START Extracted data
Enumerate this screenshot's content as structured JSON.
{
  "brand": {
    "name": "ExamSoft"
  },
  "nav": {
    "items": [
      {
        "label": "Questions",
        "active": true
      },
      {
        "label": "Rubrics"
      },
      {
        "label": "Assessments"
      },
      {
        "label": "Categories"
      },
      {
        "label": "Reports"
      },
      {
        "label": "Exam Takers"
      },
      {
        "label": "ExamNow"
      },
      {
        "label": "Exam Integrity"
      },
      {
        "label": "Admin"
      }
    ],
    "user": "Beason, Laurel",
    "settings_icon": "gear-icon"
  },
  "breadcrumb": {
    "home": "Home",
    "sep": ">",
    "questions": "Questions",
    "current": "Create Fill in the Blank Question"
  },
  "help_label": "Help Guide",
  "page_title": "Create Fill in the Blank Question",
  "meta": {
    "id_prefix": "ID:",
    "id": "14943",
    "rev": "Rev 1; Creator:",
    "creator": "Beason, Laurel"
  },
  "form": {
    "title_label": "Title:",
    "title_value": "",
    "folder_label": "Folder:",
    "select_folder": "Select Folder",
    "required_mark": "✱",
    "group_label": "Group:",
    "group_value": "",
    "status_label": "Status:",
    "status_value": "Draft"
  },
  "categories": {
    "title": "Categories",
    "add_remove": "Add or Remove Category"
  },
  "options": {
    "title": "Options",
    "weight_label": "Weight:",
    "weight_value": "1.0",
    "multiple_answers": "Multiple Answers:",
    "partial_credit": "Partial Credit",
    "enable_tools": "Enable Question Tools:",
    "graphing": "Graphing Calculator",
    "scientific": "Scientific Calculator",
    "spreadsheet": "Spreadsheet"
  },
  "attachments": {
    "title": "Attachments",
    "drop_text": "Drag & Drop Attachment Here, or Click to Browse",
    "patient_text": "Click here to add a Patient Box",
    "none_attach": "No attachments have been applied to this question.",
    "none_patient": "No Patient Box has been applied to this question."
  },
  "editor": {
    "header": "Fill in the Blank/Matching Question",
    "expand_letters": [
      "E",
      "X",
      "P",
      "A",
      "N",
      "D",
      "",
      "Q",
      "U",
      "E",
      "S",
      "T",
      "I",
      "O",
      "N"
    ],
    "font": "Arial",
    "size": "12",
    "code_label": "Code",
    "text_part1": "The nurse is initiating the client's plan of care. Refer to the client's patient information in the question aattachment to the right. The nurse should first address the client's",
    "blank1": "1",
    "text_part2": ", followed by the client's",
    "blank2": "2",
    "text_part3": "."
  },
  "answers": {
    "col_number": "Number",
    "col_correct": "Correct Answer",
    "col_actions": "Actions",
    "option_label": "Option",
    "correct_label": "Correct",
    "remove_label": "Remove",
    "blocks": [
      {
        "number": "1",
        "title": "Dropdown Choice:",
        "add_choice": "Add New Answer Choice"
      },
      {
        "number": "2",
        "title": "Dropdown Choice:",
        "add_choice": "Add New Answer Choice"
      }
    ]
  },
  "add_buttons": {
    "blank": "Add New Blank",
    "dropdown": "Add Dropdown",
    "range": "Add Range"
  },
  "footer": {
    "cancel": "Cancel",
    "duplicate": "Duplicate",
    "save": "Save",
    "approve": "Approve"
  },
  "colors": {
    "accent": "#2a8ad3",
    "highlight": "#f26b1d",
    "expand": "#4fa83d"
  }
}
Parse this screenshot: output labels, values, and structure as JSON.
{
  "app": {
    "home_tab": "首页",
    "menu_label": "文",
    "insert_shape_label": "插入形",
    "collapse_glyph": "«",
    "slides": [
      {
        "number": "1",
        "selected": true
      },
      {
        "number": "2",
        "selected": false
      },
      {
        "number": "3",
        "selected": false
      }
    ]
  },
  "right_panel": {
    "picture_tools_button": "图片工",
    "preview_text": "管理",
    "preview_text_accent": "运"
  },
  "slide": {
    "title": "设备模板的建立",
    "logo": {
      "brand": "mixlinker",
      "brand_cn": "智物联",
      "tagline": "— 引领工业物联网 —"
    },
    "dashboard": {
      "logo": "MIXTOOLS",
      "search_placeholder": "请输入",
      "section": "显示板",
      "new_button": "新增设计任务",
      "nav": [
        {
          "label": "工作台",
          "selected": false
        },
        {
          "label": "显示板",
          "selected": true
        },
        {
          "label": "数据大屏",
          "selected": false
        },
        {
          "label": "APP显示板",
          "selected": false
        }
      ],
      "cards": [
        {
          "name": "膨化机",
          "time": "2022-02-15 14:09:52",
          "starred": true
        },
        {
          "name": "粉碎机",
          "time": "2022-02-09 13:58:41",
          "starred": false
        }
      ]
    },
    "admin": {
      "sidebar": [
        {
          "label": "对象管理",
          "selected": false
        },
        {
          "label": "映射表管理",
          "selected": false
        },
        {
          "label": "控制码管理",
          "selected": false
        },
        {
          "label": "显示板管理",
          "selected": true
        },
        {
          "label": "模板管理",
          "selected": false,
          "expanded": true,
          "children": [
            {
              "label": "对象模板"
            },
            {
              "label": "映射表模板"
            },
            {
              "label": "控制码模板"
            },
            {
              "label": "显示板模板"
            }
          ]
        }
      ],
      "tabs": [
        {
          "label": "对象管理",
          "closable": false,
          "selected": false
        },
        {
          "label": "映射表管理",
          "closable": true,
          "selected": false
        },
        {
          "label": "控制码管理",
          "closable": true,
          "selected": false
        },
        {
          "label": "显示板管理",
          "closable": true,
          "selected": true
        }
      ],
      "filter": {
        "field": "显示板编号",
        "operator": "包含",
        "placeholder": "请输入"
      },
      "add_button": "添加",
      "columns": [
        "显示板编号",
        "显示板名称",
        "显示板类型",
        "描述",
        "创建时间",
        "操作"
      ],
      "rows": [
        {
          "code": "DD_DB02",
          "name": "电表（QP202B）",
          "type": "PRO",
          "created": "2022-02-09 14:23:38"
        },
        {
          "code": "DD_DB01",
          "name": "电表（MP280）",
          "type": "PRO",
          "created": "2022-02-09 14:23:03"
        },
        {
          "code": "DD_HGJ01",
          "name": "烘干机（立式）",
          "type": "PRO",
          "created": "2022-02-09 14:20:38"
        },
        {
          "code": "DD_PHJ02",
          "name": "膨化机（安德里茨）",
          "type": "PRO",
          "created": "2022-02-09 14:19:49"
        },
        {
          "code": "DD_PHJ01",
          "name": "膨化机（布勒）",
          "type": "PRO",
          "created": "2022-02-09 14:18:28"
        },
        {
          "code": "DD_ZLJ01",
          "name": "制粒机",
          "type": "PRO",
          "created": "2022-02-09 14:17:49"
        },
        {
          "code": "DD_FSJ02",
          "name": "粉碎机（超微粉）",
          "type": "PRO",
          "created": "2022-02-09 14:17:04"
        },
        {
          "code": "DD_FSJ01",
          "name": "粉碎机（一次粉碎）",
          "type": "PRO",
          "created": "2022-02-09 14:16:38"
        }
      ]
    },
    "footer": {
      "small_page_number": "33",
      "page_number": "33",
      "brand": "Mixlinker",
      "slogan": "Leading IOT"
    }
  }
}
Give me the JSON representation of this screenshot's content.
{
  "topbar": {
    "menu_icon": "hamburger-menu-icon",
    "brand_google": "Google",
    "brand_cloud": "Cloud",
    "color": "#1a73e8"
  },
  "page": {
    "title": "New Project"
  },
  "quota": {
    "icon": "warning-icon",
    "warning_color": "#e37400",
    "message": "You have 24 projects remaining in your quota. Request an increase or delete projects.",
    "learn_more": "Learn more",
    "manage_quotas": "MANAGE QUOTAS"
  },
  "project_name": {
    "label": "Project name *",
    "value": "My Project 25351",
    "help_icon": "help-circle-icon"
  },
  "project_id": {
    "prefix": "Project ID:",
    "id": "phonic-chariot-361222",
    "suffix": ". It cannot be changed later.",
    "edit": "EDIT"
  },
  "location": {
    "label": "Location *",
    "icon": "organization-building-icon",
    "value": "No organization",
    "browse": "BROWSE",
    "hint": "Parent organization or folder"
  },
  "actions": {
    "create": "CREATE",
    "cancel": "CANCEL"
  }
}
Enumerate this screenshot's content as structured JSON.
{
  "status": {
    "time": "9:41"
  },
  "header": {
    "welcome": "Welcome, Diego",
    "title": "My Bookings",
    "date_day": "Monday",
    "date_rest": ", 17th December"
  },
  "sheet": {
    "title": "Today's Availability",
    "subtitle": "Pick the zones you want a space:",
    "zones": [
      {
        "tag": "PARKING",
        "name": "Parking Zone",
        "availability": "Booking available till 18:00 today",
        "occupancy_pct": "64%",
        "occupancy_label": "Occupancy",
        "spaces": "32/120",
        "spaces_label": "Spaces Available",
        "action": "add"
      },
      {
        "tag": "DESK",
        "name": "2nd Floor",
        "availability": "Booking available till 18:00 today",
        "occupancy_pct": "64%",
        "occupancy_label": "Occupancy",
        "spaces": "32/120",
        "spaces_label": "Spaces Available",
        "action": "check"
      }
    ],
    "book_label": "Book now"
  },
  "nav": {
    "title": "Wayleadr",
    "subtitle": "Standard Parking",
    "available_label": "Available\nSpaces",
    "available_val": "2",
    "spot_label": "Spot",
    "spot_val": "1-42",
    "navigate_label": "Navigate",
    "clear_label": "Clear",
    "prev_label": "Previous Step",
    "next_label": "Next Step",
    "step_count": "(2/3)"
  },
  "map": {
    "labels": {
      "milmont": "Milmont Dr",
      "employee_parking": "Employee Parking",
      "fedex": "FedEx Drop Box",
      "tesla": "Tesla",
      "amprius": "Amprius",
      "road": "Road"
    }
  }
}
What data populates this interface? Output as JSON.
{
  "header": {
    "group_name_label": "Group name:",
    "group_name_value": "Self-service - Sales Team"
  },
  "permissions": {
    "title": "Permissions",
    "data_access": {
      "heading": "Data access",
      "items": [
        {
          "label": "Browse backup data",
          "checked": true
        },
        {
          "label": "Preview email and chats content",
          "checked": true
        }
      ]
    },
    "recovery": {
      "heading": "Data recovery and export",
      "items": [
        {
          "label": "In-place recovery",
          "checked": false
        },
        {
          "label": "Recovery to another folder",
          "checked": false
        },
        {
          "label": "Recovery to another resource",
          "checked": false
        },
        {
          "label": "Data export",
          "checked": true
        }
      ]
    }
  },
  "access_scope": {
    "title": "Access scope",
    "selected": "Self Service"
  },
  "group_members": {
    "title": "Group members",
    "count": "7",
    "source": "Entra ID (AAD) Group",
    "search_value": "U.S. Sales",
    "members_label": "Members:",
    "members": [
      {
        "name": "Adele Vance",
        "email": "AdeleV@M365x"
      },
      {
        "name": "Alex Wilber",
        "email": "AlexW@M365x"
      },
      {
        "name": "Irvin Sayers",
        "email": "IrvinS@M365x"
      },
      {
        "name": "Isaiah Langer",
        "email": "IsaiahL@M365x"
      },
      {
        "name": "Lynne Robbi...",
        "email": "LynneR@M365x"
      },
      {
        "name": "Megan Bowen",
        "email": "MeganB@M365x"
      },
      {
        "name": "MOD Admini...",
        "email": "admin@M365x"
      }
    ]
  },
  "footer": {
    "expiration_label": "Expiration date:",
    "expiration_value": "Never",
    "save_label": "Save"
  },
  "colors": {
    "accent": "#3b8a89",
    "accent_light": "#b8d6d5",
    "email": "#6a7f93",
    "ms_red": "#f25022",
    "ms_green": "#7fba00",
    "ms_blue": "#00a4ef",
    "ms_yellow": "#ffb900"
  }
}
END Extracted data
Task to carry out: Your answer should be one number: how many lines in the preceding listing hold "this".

Response to the task: 7